Lindley LJ: “ Only such a covenant as can be complied with without the expenditure of money will be enforced” between successors to the original parties.

So you do not look at the wording of the covenants. You look at the effect of the covenant.


Halsall v Brizell

The rule says if you are granted an easement, like a right of way, and linked to that easement is a covenant, to maintain or to contribute to maintenance, or something like that, what you have been given is a benefit and a burden. And you can't take the benefit of the deed, if you are granted this linked easement and covenant, you can't take the benefit, which is the easement, without submitting to the burden of the covenant.

The basic idea is that if Zane has been using this path, he is taking the benefit of the easement – the benefit of the document that created these rights, and it is only fair therefore that he should take on the linked burden.

So you attach the burden of the covenant to the easement.


Rhone v Stephens

The burden of any covenant will never ever run at common law.

For positive covenants, such as in Halsall v Brizell, you’ve got various cases where the courts looked at this and talked about the fact that you actually do have to use the right to be bound to the positive covenant. You have to actually take it…it is not enough to just be granted it…you actually have to use it.


Elliston v Reacher

(Building Scheme)

1) The claimants and defendant’s title derive from a common vendor. The person suing, the claimant, and the person being sued, the defendant,… their ownership, their title, must have come from a common vendor.

2) Before the sale, that common vendor who sold to all of them, laid out the land in plots and imposed similar restrictions on all the plots. Each buyer of a plot will be bound by the same covenants.

3) The restrictions must have been intended to benefit each buyer. Focus on benefit here; that was the issue; that was the problem we had…There was no issue of burden; it was a question of who got the benefit and who could sue to enforce the covenants.

4) The Plots were bought on the basis that the restrictions were to benefit everybody else on the estate. This needs to be expressly stated in the documents of the covenants when they are entered into.


Baxter v Four Oaks Properties

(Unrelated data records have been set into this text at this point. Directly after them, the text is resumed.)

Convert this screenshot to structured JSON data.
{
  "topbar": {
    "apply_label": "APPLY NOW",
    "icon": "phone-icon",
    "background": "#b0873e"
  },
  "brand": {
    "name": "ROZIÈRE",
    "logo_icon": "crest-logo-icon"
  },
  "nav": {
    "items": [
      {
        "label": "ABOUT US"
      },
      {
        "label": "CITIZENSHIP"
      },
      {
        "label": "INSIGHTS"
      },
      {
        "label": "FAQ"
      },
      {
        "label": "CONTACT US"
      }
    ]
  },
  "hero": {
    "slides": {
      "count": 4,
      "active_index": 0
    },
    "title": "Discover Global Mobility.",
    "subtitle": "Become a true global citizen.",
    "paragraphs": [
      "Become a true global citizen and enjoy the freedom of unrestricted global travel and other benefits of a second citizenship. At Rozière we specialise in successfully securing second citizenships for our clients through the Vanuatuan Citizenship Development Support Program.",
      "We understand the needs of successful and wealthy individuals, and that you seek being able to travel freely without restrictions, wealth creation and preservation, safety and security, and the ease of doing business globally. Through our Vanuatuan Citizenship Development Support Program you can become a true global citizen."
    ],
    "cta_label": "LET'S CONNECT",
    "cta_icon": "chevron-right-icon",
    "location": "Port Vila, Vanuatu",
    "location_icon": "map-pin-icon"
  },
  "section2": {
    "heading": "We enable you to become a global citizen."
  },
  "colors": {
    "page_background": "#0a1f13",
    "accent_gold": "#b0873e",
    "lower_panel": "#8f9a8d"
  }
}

A buildings scheme was applied even though the vendor had not laid estate out in plots, but left it to each buyer to negotiate the size of the plots and what shape they wanted. So you had this estate, and rather than dividing it up, the seller was selling them off to buyers as they came along and asking if they wanted to tweak the boundaries here and there, and asking what size of plot they wanted, etc.


Re Dolphin’s Conveyance

This is the modern approach. The modern approach is to say well actually you don't have to necessarily establish all of those conditions. The critical thing is to show that there is a common intention to create a building scheme. if the documents, and covenants that the parties have entered into, show a clear intention to create a building scheme, the courts will impose one. Intention is the critical thing. Not so much the property being laid out in plots anymore.

The most important thing to look for according to Re Dolphin’s Conveyence is the intention. So it is the last two – when these conveants were entered into, and was it clear that they were all going to enter into similar restrictions, and the intention that the benefit and burden would run.